Animal photographer Liz Gregg, has inspired the team at All Dogs Matter to capture the characters of their canines. Here, she teaches you how to take perfectly focused pawtraits using a phone camera.
Image: Liz Gregg on the Sony Xperia 1 II.
From goofy grins to pondering pouts, dogs radiate personality through their facial expressions, and we love them for it. It’s no surprise that during lockdown, London based dog charity All Dogs Matter saw a significant increase in rehoming requests; as well as a 54% increase in visits to their website as more of us realise how beneficial companionship from a pet can be.
All Dogs Matter is a dog rescue and rehoming charity working in and around London to transform the lives of unwanted and abandoned dogs. Since lockdown they’ve seen a significant amount of interest in rehoming their dogs and are urging the public to consider donating to continue to support their work in rehoming dogs across the UK.
“It’s great to see so much interest in adoption during the past few months, but as the world continues to open up, we want to make sure we don’t lose momentum and that we’re able to continue helping dogs in need.

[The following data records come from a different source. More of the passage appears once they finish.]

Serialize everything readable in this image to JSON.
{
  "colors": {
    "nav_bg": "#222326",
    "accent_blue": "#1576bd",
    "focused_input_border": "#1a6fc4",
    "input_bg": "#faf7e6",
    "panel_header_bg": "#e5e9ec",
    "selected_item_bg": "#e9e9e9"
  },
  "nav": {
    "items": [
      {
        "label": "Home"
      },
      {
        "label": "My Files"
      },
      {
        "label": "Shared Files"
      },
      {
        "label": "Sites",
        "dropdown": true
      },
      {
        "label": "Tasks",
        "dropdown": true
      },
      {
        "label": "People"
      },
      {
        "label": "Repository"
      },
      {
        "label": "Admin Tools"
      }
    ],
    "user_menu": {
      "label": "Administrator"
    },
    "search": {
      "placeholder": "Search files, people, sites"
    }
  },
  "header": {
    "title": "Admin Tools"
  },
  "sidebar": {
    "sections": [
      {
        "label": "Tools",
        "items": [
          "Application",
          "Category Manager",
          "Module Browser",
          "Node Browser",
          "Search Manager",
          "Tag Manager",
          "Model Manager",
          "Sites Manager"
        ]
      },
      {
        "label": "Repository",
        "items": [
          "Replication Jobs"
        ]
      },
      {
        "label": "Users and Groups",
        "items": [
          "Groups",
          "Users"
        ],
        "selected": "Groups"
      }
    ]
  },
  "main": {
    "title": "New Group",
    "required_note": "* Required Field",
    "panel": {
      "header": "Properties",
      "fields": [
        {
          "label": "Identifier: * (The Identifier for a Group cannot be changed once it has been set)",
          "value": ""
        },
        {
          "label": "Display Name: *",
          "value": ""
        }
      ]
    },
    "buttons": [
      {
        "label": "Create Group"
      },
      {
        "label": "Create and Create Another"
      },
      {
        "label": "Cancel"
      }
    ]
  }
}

Every dog has such a unique personality and we’re following Liz’s top tips to make sure our new dogs’ headshots really bring this to life,” said Laura Hedges, Deputy Manager of All Dogs Matter. “With demand for our service high, alongside our funding being hit hard recently, we appreciate donations to help us continue our vital work”.
Animal photographer Liz Greggs provides the following top tips to budding doggy photographers:
- Make sure photoshoots are always a good experience for your dog. Keep sessions short and well rewarded with either treats or play. Try using positive reinforcement, take it slowly and keep things fun.
- If a dog is looking bored or unsure in a photo, take a break, have a play, maybe change location, and then try again. It may seem odd but making silly noises can sometimes help to make a dog look more perky and engaged.
- To try cartoon-like ‘treat catching’ photos, hold your phone in one hand, a treat in the other. Sit very close to your dog and snap the photo as you throw the treat, underhand and aimed straight to their mouth. If you throw the treat too high or far it’s likely your dog will jump out of the frame and you’ll just end up with a picture of a paw or a tail!
- Use a camera with a fast shutter speed, so you have the control to get an in-focus photo of your dog no matter how fast and frenzied they are!
- Look at the bigger picture. Rather than only seeing the subject that you’re photographing, look at what is in the background and foreground of the photo. Try and find a background that is interesting but not distracting.
- Get creative and find pleasing frames to shoot through. An example may be wild flowers in the foreground, which work well to frame your dog. Getting a little more creative, I sometimes even lie on the floor and photograph my small dog framed by the legs and belly of my larger dog. Finding different ways to compose and frame a photo can be really fun and can give a different perspective.
- Be spontaneous. The beauty of shooting using a phone like the Xperia 1 II is that you can capture shots anywhere, and sometimes the best images are taken at unexpected times.
- Rope in a friend. Especially when you’re photographing more than one dog it can be really useful to ask a friend for help. I often take pictures for @blackwhite.gold with Dolly’s owner Danielle getting the girls into position and then maintaining their interest with treats or balls.